◆ **Recorded data**:
:::

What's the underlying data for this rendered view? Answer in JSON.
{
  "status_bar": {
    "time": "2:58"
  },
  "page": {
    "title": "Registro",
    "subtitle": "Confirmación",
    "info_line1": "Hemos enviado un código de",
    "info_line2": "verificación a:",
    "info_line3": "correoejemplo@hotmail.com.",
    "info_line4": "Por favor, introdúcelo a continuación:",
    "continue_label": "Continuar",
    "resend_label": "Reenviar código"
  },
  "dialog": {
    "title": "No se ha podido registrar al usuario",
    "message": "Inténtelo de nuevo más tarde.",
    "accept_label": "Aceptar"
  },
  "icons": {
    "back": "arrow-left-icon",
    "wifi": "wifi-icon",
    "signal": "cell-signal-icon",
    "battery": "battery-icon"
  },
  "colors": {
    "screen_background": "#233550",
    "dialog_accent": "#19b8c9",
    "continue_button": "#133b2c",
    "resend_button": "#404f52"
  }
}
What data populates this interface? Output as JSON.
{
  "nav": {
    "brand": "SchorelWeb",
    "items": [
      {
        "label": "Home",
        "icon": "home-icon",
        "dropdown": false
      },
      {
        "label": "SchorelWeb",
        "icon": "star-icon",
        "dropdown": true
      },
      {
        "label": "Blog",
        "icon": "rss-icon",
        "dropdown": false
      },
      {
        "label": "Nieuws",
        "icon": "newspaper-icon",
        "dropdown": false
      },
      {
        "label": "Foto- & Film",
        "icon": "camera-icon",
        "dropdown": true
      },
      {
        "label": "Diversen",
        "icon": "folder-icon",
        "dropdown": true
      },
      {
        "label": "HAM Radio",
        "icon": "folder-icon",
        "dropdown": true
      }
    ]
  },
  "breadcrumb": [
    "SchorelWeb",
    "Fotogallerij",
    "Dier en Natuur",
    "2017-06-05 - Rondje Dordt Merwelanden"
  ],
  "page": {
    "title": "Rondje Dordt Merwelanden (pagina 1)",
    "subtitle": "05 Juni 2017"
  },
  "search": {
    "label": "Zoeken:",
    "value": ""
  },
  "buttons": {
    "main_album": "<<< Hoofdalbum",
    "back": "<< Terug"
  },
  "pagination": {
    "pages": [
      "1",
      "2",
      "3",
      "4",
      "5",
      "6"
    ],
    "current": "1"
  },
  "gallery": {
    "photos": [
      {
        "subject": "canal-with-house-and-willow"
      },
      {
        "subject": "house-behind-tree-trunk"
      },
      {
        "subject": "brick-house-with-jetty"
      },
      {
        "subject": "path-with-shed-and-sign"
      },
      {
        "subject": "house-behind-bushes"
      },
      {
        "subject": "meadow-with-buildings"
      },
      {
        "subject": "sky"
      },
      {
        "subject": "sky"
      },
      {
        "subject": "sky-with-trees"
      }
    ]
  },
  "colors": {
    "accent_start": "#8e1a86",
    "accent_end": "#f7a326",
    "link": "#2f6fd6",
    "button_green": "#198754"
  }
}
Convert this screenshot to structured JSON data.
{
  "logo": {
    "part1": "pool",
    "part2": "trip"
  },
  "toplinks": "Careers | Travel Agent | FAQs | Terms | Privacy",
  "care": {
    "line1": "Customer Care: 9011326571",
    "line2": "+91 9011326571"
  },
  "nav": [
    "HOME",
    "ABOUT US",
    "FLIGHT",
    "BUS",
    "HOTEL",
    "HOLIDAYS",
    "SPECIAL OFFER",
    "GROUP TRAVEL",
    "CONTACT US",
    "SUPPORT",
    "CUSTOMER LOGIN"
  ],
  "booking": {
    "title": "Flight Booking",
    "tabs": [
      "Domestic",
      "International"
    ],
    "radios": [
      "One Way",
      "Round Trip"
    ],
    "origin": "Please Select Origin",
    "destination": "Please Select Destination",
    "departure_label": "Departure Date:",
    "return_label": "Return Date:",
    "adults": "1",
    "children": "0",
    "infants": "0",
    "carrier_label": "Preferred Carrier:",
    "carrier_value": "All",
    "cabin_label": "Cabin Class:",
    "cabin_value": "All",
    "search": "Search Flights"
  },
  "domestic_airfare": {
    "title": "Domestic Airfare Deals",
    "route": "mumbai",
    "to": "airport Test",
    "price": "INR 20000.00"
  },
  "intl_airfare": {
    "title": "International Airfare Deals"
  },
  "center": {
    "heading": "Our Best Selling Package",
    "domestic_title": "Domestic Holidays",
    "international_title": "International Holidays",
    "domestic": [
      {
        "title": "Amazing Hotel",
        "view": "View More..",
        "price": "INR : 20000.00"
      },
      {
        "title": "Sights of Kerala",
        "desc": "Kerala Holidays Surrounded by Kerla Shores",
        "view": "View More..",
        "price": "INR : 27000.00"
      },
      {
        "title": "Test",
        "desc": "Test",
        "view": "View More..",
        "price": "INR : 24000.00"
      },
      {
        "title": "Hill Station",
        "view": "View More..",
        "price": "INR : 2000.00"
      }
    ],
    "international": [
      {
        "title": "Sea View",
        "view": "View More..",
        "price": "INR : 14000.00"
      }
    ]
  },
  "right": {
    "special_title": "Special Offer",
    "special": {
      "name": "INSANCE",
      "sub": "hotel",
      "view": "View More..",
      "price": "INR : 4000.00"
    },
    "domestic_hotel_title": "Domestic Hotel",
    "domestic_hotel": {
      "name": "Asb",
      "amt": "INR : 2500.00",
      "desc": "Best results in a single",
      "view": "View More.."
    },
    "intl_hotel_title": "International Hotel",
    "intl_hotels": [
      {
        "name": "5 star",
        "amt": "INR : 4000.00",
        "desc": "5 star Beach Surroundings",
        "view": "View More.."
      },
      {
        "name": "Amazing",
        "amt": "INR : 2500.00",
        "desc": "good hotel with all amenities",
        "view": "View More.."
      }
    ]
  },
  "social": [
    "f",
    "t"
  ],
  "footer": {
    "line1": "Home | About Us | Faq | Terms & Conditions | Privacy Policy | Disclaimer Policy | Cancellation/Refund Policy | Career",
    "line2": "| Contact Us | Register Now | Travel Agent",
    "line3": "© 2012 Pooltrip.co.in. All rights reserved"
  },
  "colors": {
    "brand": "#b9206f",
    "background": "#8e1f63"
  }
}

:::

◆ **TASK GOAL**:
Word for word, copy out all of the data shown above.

◆ **ANSWER AREA**:
What's the underlying data for this rendered view? Answer in JSON.
{
  "status_bar": {
    "time": "2:58"
  },
  "page": {
    "title": "Registro",
    "subtitle": "Confirmación",
    "info_line1": "Hemos enviado un código de",
    "info_line2": "verificación a:",
    "info_line3": "correoejemplo@hotmail.com.",
    "info_line4": "Por favor, introdúcelo a continuación:",
    "continue_label": "Continuar",
    "resend_label": "Reenviar código"
  },
  "dialog": {
    "title": "No se ha podido registrar al usuario",
    "message": "Inténtelo de nuevo más tarde.",
    "accept_label": "Aceptar"
  },
  "icons": {
    "back": "arrow-left-icon",
    "wifi": "wifi-icon",
    "signal": "cell-signal-icon",
    "battery": "battery-icon"
  },
  "colors": {
    "screen_background": "#233550",
    "dialog_accent": "#19b8c9",
    "continue_button": "#133b2c",
    "resend_button": "#404f52"
  }
}
What data populates this interface? Output as JSON.
{
  "nav": {
    "brand": "SchorelWeb",
    "items": [
      {
        "label": "Home",
        "icon": "home-icon",
        "dropdown": false
      },
      {
        "label": "SchorelWeb",
        "icon": "star-icon",
        "dropdown": true
      },
      {
        "label": "Blog",
        "icon": "rss-icon",
        "dropdown": false
      },
      {
        "label": "Nieuws",
        "icon": "newspaper-icon",
        "dropdown": false
      },
      {
        "label": "Foto- & Film",
        "icon": "camera-icon",
        "dropdown": true
      },
      {
        "label": "Diversen",
        "icon": "folder-icon",
        "dropdown": true
      },
      {
        "label": "HAM Radio",
        "icon": "folder-icon",
        "dropdown": true
      }
    ]
  },
  "breadcrumb": [
    "SchorelWeb",
    "Fotogallerij",
    "Dier en Natuur",
    "2017-06-05 - Rondje Dordt Merwelanden"
  ],
  "page": {
    "title": "Rondje Dordt Merwelanden (pagina 1)",
    "subtitle": "05 Juni 2017"
  },
  "search": {
    "label": "Zoeken:",
    "value": ""
  },
  "buttons": {
    "main_album": "<<< Hoofdalbum",
    "back": "<< Terug"
  },
  "pagination": {
    "pages": [
      "1",
      "2",
      "3",
      "4",
      "5",
      "6"
    ],
    "current": "1"
  },
  "gallery": {
    "photos": [
      {
        "subject": "canal-with-house-and-willow"
      },
      {
        "subject": "house-behind-tree-trunk"
      },
      {
        "subject": "brick-house-with-jetty"
      },
      {
        "subject": "path-with-shed-and-sign"
      },
      {
        "subject": "house-behind-bushes"
      },
      {
        "subject": "meadow-with-buildings"
      },
      {
        "subject": "sky"
      },
      {
        "subject": "sky"
      },
      {
        "subject": "sky-with-trees"
      }
    ]
  },
  "colors": {
    "accent_start": "#8e1a86",
    "accent_end": "#f7a326",
    "link": "#2f6fd6",
    "button_green": "#198754"
  }
}
Convert this screenshot to structured JSON data.
{
  "logo": {
    "part1": "pool",
    "part2": "trip"
  },
  "toplinks": "Careers | Travel Agent | FAQs | Terms | Privacy",
  "care": {
    "line1": "Customer Care: 9011326571",
    "line2": "+91 9011326571"
  },
  "nav": [
    "HOME",
    "ABOUT US",
    "FLIGHT",
    "BUS",
    "HOTEL",
    "HOLIDAYS",
    "SPECIAL OFFER",
    "GROUP TRAVEL",
    "CONTACT US",
    "SUPPORT",
    "CUSTOMER LOGIN"
  ],
  "booking": {
    "title": "Flight Booking",
    "tabs": [
      "Domestic",
      "International"
    ],
    "radios": [
      "One Way",
      "Round Trip"
    ],
    "origin": "Please Select Origin",
    "destination": "Please Select Destination",
    "departure_label": "Departure Date:",
    "return_label": "Return Date:",
    "adults": "1",
    "children": "0",
    "infants": "0",
    "carrier_label": "Preferred Carrier:",
    "carrier_value": "All",
    "cabin_label": "Cabin Class:",
    "cabin_value": "All",
    "search": "Search Flights"
  },
  "domestic_airfare": {
    "title": "Domestic Airfare Deals",
    "route": "mumbai",
    "to": "airport Test",
    "price": "INR 20000.00"
  },
  "intl_airfare": {
    "title": "International Airfare Deals"
  },
  "center": {
    "heading": "Our Best Selling Package",
    "domestic_title": "Domestic Holidays",
    "international_title": "International Holidays",
    "domestic": [
      {
        "title": "Amazing Hotel",
        "view": "View More..",
        "price": "INR : 20000.00"
      },
      {
        "title": "Sights of Kerala",
        "desc": "Kerala Holidays Surrounded by Kerla Shores",
        "view": "View More..",
        "price": "INR : 27000.00"
      },
      {
        "title": "Test",
        "desc": "Test",
        "view": "View More..",
        "price": "INR : 24000.00"
      },
      {
        "title": "Hill Station",
        "view": "View More..",
        "price": "INR : 2000.00"
      }
    ],
    "international": [
      {
        "title": "Sea View",
        "view": "View More..",
        "price": "INR : 14000.00"
      }
    ]
  },
  "right": {
    "special_title": "Special Offer",
    "special": {
      "name": "INSANCE",
      "sub": "hotel",
      "view": "View More..",
      "price": "INR : 4000.00"
    },
    "domestic_hotel_title": "Domestic Hotel",
    "domestic_hotel": {
      "name": "Asb",
      "amt": "INR : 2500.00",
      "desc": "Best results in a single",
      "view": "View More.."
    },
    "intl_hotel_title": "International Hotel",
    "intl_hotels": [
      {
        "name": "5 star",
        "amt": "INR : 4000.00",
        "desc": "5 star Beach Surroundings",
        "view": "View More.."
      },
      {
        "name": "Amazing",
        "amt": "INR : 2500.00",
        "desc": "good hotel with all amenities",
        "view": "View More.."
      }
    ]
  },
  "social": [
    "f",
    "t"
  ],
  "footer": {
    "line1": "Home | About Us | Faq | Terms & Conditions | Privacy Policy | Disclaimer Policy | Cancellation/Refund Policy | Career",
    "line2": "| Contact Us | Register Now | Travel Agent",
    "line3": "© 2012 Pooltrip.co.in. All rights reserved"
  },
  "colors": {
    "brand": "#b9206f",
    "background": "#8e1f63"
  }
}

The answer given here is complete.